Trish is an avid tennis player who hasn't yet been won over to the light side! She's tried pickleball a couple of times, but for now she's sticking to the strings. We're working on her though. While she went off to a league tennis match, Ky and I found the closest pickleball courts. They are listed on Places2Play as as "West Vancouver Outside Court", but there was no contact number and just a rough address.

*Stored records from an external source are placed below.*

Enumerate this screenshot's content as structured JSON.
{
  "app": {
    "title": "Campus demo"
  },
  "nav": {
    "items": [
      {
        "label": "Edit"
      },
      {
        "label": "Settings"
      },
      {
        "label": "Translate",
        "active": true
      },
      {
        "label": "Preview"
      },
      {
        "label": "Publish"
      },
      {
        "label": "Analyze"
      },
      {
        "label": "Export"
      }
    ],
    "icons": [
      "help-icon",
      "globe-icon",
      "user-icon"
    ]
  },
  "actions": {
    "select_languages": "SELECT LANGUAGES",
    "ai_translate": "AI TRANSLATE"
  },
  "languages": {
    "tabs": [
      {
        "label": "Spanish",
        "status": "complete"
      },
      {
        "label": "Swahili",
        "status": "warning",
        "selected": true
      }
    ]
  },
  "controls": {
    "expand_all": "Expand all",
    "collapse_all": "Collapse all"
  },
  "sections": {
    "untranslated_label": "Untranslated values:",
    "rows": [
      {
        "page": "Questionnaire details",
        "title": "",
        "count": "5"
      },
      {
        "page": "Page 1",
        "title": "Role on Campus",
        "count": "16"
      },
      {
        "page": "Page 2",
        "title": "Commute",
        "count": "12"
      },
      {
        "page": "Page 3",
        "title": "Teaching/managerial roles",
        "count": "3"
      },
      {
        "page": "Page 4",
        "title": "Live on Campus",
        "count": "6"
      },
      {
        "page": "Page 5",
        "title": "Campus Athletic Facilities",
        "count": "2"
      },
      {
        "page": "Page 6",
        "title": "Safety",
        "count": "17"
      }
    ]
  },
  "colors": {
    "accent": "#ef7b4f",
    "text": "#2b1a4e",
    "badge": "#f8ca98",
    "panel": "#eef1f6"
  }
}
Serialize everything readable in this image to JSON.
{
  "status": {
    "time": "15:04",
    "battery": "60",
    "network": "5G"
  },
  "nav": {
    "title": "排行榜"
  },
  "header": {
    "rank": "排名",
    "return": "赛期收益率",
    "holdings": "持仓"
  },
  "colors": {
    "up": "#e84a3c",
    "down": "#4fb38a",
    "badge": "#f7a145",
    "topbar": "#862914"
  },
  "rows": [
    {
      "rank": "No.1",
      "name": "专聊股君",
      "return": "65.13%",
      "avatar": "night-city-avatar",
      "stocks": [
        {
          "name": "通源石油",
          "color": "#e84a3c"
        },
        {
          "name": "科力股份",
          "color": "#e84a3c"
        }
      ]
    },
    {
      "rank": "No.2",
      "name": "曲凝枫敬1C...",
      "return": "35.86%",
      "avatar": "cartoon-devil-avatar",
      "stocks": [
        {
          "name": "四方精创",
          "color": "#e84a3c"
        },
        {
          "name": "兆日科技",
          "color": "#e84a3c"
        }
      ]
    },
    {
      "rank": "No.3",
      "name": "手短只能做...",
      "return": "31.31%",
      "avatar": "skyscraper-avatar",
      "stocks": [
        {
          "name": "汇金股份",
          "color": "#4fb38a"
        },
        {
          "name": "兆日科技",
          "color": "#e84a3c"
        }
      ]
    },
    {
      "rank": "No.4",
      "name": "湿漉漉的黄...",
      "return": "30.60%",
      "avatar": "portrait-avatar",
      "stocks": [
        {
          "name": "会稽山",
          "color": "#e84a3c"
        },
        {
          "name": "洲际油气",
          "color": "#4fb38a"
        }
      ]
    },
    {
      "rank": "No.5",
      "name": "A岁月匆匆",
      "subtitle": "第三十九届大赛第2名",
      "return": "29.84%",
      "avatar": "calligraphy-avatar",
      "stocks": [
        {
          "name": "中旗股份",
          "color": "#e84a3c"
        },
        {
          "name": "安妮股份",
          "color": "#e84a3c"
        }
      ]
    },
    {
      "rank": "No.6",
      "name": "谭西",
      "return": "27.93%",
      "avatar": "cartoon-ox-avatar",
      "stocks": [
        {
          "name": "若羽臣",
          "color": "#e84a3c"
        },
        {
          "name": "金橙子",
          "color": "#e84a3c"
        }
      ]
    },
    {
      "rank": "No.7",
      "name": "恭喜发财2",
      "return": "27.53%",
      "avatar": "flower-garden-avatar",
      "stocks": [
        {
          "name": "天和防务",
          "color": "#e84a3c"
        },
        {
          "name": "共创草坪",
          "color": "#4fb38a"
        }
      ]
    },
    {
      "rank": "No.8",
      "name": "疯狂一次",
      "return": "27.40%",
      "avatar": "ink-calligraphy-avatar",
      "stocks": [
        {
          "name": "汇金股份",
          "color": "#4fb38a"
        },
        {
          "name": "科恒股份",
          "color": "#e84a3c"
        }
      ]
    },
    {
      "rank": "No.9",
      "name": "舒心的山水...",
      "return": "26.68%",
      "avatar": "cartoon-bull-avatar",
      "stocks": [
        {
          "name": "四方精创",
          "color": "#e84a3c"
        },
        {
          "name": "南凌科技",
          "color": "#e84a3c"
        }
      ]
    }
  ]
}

We found the courts, and decided that they might be named Altamont Park due to being nestled in a typical neighborhood called Altamont. As is somewhat common these days, one tennis court has been converted to 3 pickleball-only courts. There is plenty of space all around, and one tennis court remains, and it has lines for one more pickleball court. It is a nice set of courts with a good surface surrounded by trees for windbreaks. Be sure to take your own balls and paddles and bring a foursome or plan to play singles. Clearly, the community hasn't yet discovered them. It was a surprise to us that at 9 am on a Saturday, we had them all to ourselves for drilling and singles games.

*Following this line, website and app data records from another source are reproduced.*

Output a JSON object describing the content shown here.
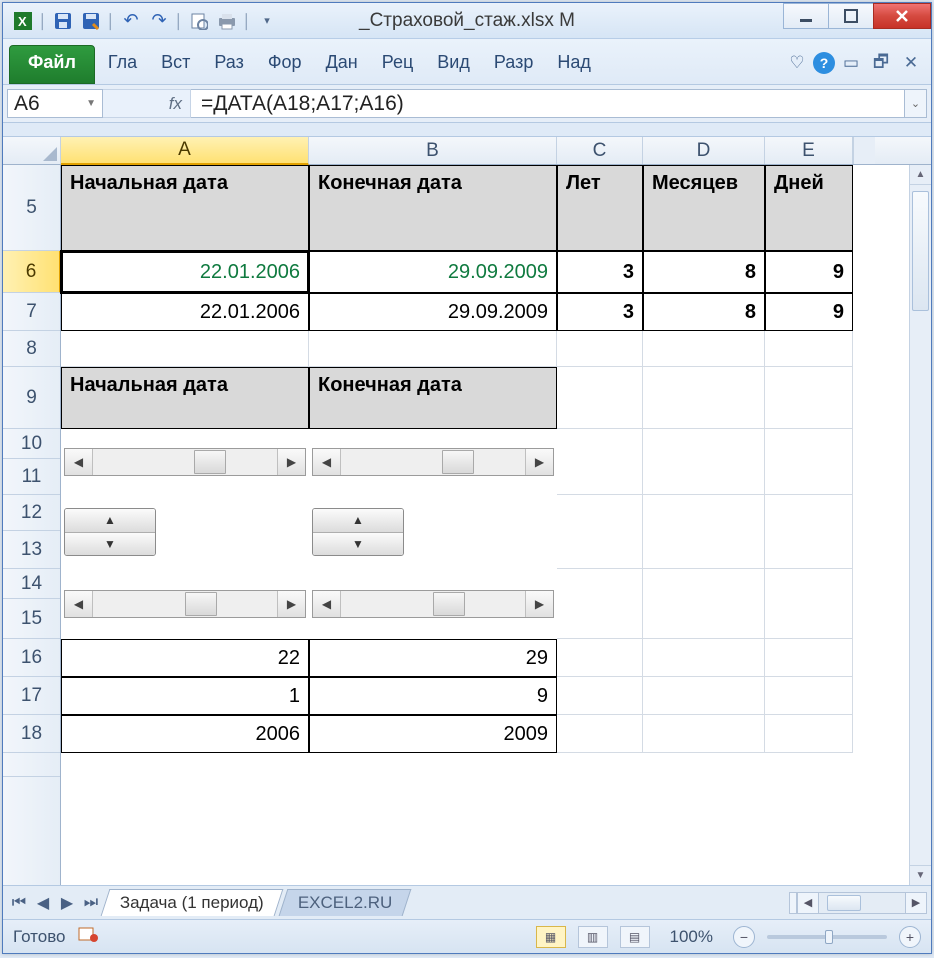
{
  "titlebar": {
    "doc_title": "_Страховой_стаж.xlsx M"
  },
  "ribbon": {
    "file": "Файл",
    "tabs": [
      "Гла",
      "Вст",
      "Раз",
      "Фор",
      "Дан",
      "Рец",
      "Вид",
      "Разр",
      "Над"
    ]
  },
  "formula": {
    "namebox": "A6",
    "fx": "fx",
    "formula": "=ДАТА(A18;A17;A16)"
  },
  "columns": [
    "A",
    "B",
    "C",
    "D",
    "E"
  ],
  "rows_visible": [
    "5",
    "6",
    "7",
    "8",
    "9",
    "10",
    "11",
    "12",
    "13",
    "14",
    "15",
    "16",
    "17",
    "18"
  ],
  "header5": {
    "A": "Начальная дата",
    "B": "Конечная дата",
    "C": "Лет",
    "D": "Месяцев",
    "E": "Дней"
  },
  "r6": {
    "A": "22.01.2006",
    "B": "29.09.2009",
    "C": "3",
    "D": "8",
    "E": "9"
  },
  "r7": {
    "A": "22.01.2006",
    "B": "29.09.2009",
    "C": "3",
    "D": "8",
    "E": "9"
  },
  "header9": {
    "A": "Начальная дата",
    "B": "Конечная дата"
  },
  "r16": {
    "A": "22",
    "B": "29"
  },
  "r17": {
    "A": "1",
    "B": "9"
  },
  "r18": {
    "A": "2006",
    "B": "2009"
  },
  "sheets": {
    "active": "Задача (1 период)",
    "second": "EXCEL2.RU"
  },
  "status": {
    "ready": "Готово",
    "zoom": "100%"
  }
}
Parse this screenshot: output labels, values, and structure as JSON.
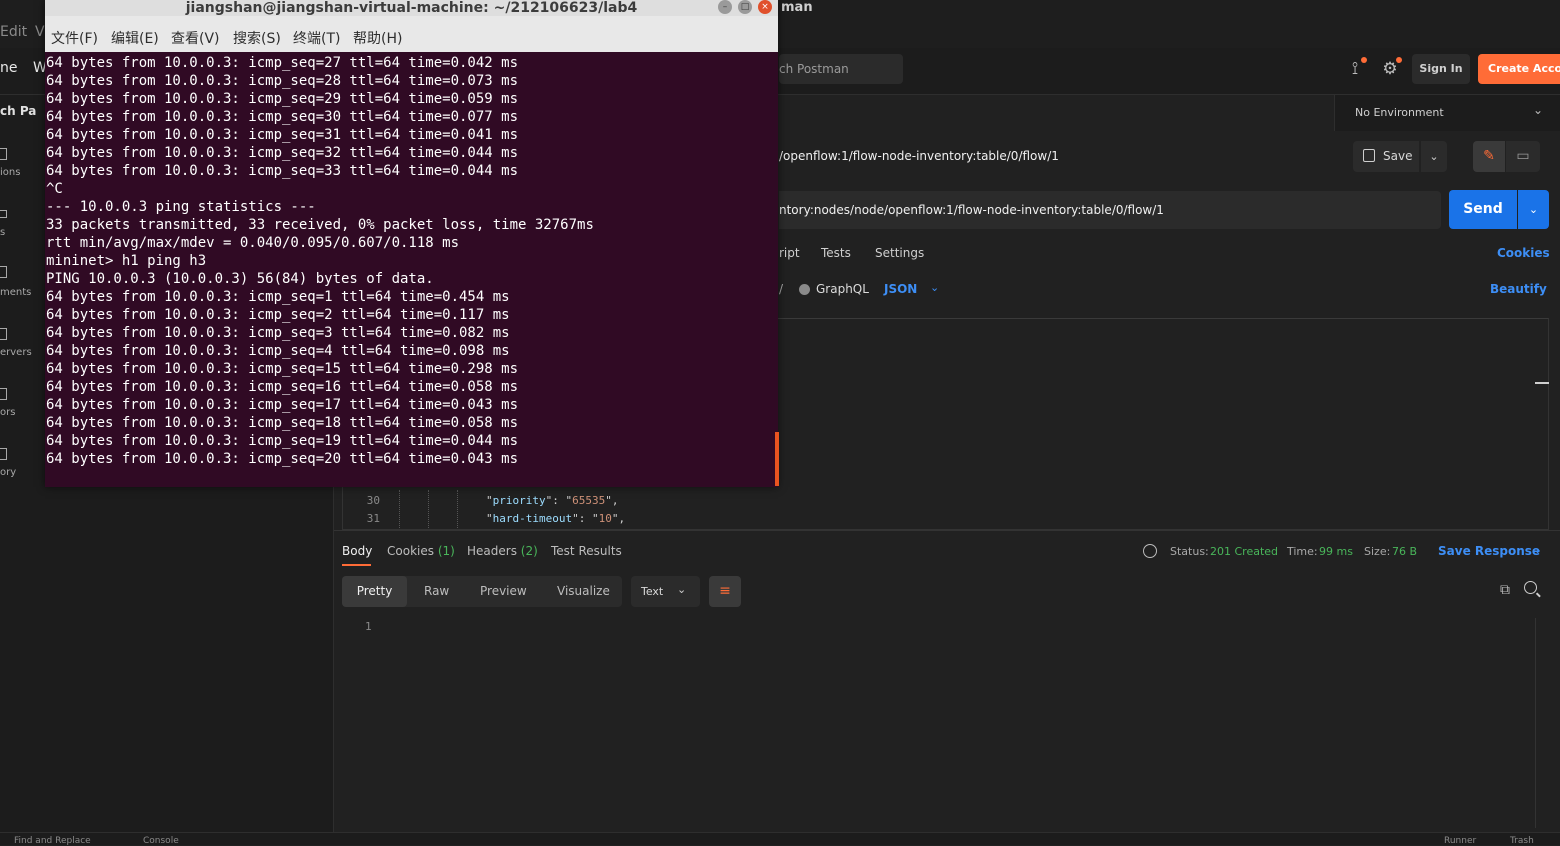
{
  "postman": {
    "title": "man",
    "menu": [
      "Edit",
      "V"
    ],
    "header": {
      "home": "ne",
      "workspace": "W",
      "search_placeholder": "ch Postman",
      "sign_in": "Sign In",
      "create_account": "Create Account"
    },
    "sidebar": {
      "scratch_pad": "ch Pad",
      "items": [
        "ions",
        "s",
        "ments",
        "ervers",
        "ors",
        "ory"
      ]
    },
    "environment": "No Environment",
    "request": {
      "name": "/openflow:1/flow-node-inventory:table/0/flow/1",
      "url": "ntory:nodes/node/openflow:1/flow-node-inventory:table/0/flow/1",
      "save_label": "Save",
      "send_label": "Send",
      "tabs": [
        "ript",
        "Tests",
        "Settings"
      ],
      "cookies_link": "Cookies",
      "body_mode": "GraphQL",
      "body_type": "JSON",
      "beautify": "Beautify",
      "slash": "/"
    },
    "editor": {
      "lines": [
        {
          "num": "30",
          "key": "priority",
          "value": "65535"
        },
        {
          "num": "31",
          "key": "hard-timeout",
          "value": "10"
        }
      ]
    },
    "response": {
      "tabs": {
        "body": "Body",
        "cookies": "Cookies",
        "cookies_count": "(1)",
        "headers": "Headers",
        "headers_count": "(2)",
        "test_results": "Test Results"
      },
      "status_label": "Status:",
      "status_value": "201 Created",
      "time_label": "Time:",
      "time_value": "99 ms",
      "size_label": "Size:",
      "size_value": "76 B",
      "save_response": "Save Response",
      "views": [
        "Pretty",
        "Raw",
        "Preview",
        "Visualize"
      ],
      "format": "Text",
      "line_number": "1"
    },
    "footer": [
      "Find and Replace",
      "Console",
      "Runner",
      "Trash"
    ]
  },
  "terminal": {
    "title": "jiangshan@jiangshan-virtual-machine: ~/212106623/lab4",
    "menu": [
      "文件(F)",
      "编辑(E)",
      "查看(V)",
      "搜索(S)",
      "终端(T)",
      "帮助(H)"
    ],
    "lines": [
      "64 bytes from 10.0.0.3: icmp_seq=27 ttl=64 time=0.042 ms",
      "64 bytes from 10.0.0.3: icmp_seq=28 ttl=64 time=0.073 ms",
      "64 bytes from 10.0.0.3: icmp_seq=29 ttl=64 time=0.059 ms",
      "64 bytes from 10.0.0.3: icmp_seq=30 ttl=64 time=0.077 ms",
      "64 bytes from 10.0.0.3: icmp_seq=31 ttl=64 time=0.041 ms",
      "64 bytes from 10.0.0.3: icmp_seq=32 ttl=64 time=0.044 ms",
      "64 bytes from 10.0.0.3: icmp_seq=33 ttl=64 time=0.044 ms",
      "^C",
      "--- 10.0.0.3 ping statistics ---",
      "33 packets transmitted, 33 received, 0% packet loss, time 32767ms",
      "rtt min/avg/max/mdev = 0.040/0.095/0.607/0.118 ms",
      "mininet> h1 ping h3",
      "PING 10.0.0.3 (10.0.0.3) 56(84) bytes of data.",
      "64 bytes from 10.0.0.3: icmp_seq=1 ttl=64 time=0.454 ms",
      "64 bytes from 10.0.0.3: icmp_seq=2 ttl=64 time=0.117 ms",
      "64 bytes from 10.0.0.3: icmp_seq=3 ttl=64 time=0.082 ms",
      "64 bytes from 10.0.0.3: icmp_seq=4 ttl=64 time=0.098 ms",
      "64 bytes from 10.0.0.3: icmp_seq=15 ttl=64 time=0.298 ms",
      "64 bytes from 10.0.0.3: icmp_seq=16 ttl=64 time=0.058 ms",
      "64 bytes from 10.0.0.3: icmp_seq=17 ttl=64 time=0.043 ms",
      "64 bytes from 10.0.0.3: icmp_seq=18 ttl=64 time=0.058 ms",
      "64 bytes from 10.0.0.3: icmp_seq=19 ttl=64 time=0.044 ms",
      "64 bytes from 10.0.0.3: icmp_seq=20 ttl=64 time=0.043 ms"
    ]
  },
  "colors": {
    "accent": "#ff6c37",
    "send": "#1a73e8",
    "link": "#3d8ef5",
    "success": "#49b55a",
    "terminal_bg": "#300a24"
  }
}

Google Plus Code: 8RP4+V6 West Vancouver, British Columbia
Steve and Trish have a boat and on Saturday afternoon we set off with them from Lion's Bay Marina. We headed south to a point near their home to drop in a crab pot in hopes of a crustacean or two for the evening's dinner. The afternoon started off soggy and drizzly, clearly a great day to be out on a boat :-P We laughed in the face of the spitting rain which made us look a bit like drowned rats. The wind puffed out our jackets making us all look like Pillsbury Dough Boys and Girls. The weather forecast showed that it would be clearing, and we were all thrilled when the forecaster was proved correct.
We plied the waters of Howe Sound and made our way up to one of the finger inlets of Gambier Island. Trish and Steve belong to a club which owns five different waterfront properties, and we explored one of the gorgeous locations. Just above the small private marina, which comes complete with an outdoor kitchen and breathtaking views, there is one unusual amenity for the members. They have a very nice place to take a bath!

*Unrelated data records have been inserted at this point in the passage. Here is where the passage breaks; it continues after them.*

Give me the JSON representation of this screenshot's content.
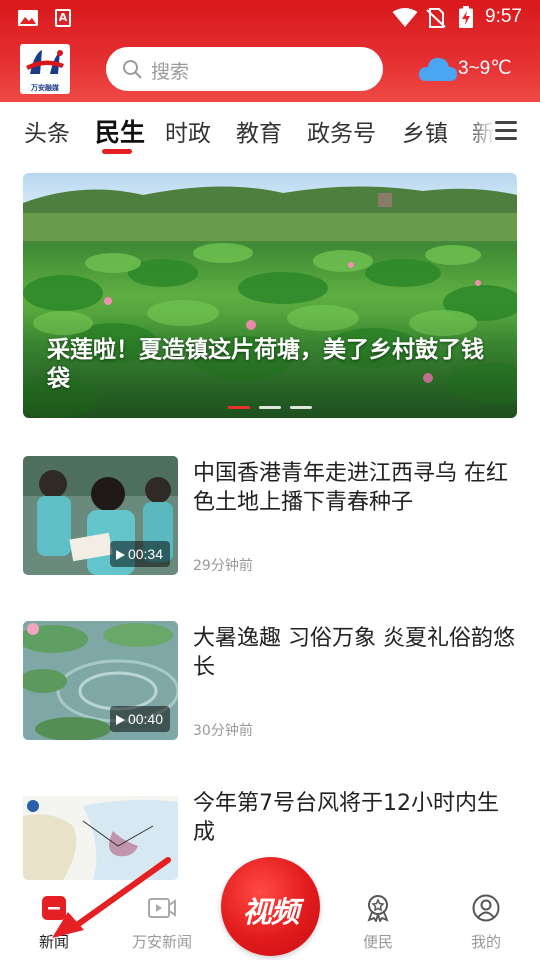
{
  "status_bar": {
    "time": "9:57",
    "left_icons": [
      "gallery-icon",
      "app-a-icon"
    ],
    "right_icons": [
      "wifi-icon",
      "no-sim-icon",
      "battery-charging-icon"
    ]
  },
  "header": {
    "logo_text": "万安融媒",
    "search_placeholder": "搜索",
    "weather_icon": "cloud-icon",
    "weather_temp": "3~9℃",
    "colors": {
      "header_red": "#e02325",
      "accent_red": "#e51f22",
      "weather_cloud": "#4aa5f2"
    }
  },
  "tabs": {
    "items": [
      "头条",
      "民生",
      "时政",
      "教育",
      "政务号",
      "乡镇",
      "新"
    ],
    "active_index": 1,
    "menu_icon": "hamburger-menu-icon"
  },
  "banner": {
    "title": "采莲啦！夏造镇这片荷塘，美了乡村鼓了钱袋",
    "slide_count": 3,
    "active_slide": 0
  },
  "news": [
    {
      "title": "中国香港青年走进江西寻乌 在红色土地上播下青春种子",
      "time": "29分钟前",
      "duration": "00:34",
      "thumbnail": "students-writing-outdoors"
    },
    {
      "title": "大暑逸趣 习俗万象 炎夏礼俗韵悠长",
      "time": "30分钟前",
      "duration": "00:40",
      "thumbnail": "lotus-pond-ripple"
    },
    {
      "title": "今年第7号台风将于12小时内生成",
      "time": "",
      "duration": "",
      "thumbnail": "typhoon-track-map"
    }
  ],
  "bottom_nav": {
    "items": [
      {
        "label": "新闻",
        "icon": "news-icon",
        "active": true
      },
      {
        "label": "万安新闻",
        "icon": "video-play-icon",
        "active": false
      },
      {
        "label": "视频",
        "icon": "video-center-button",
        "active": false
      },
      {
        "label": "便民",
        "icon": "service-badge-icon",
        "active": false
      },
      {
        "label": "我的",
        "icon": "user-profile-icon",
        "active": false
      }
    ]
  }
}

Our foursome rounded out the afternoon at Tapworks Brewing Company in the quaint town of Gibsons. The town boasts awards for the best tasting water in the world (2005) and Most Livable Community in the World" (under 20,000 population) in 2009. Although its on the mainland, you can only arrive there by ferry, boat or plane.
We had one more stop to make before heading home - to check on the crab pots. Skunked. No fish head takers. We couldn't be sad about it since the sun decided to make an appearance and warm us up.
Vancouver BC was as far north as we going on our Epic Pickleball Road Trip in North America. Our friends took us to the airport for the next portion of our journey which would require a plane. We have three great reasons to return though. Trish and Steve, and our Trusty 4Runner, which we left in Vancouver.
So, not too much to report in the way of pickleball for Vancouver, BC this trip, but that was due to our short time in the area. We'll be back! (Read that again in your best Arnold Schwarzenegger voice). We have an invitation to a place that was undergoing resurfacing, as well as playing with someone we met playing pickleball in far away Cabo San Lucas, Mexico. But the best reason will be to see our friends, Trish and Steve again! We're hoping they'll be ready to give pickleball another try by then ;-)
We're headed next to a place where NVZ stands for something very different than Non-Volley Zone. In England it stands for Nitrate Vulnerable Zones (areas designated as being at risk from agricultural nitrate pollution). They include about 55% of land in England. The pickleball NVZ is not as ecologically important, but it could be argued that the health benefits of being involved in such a fun active sport might be commensurate.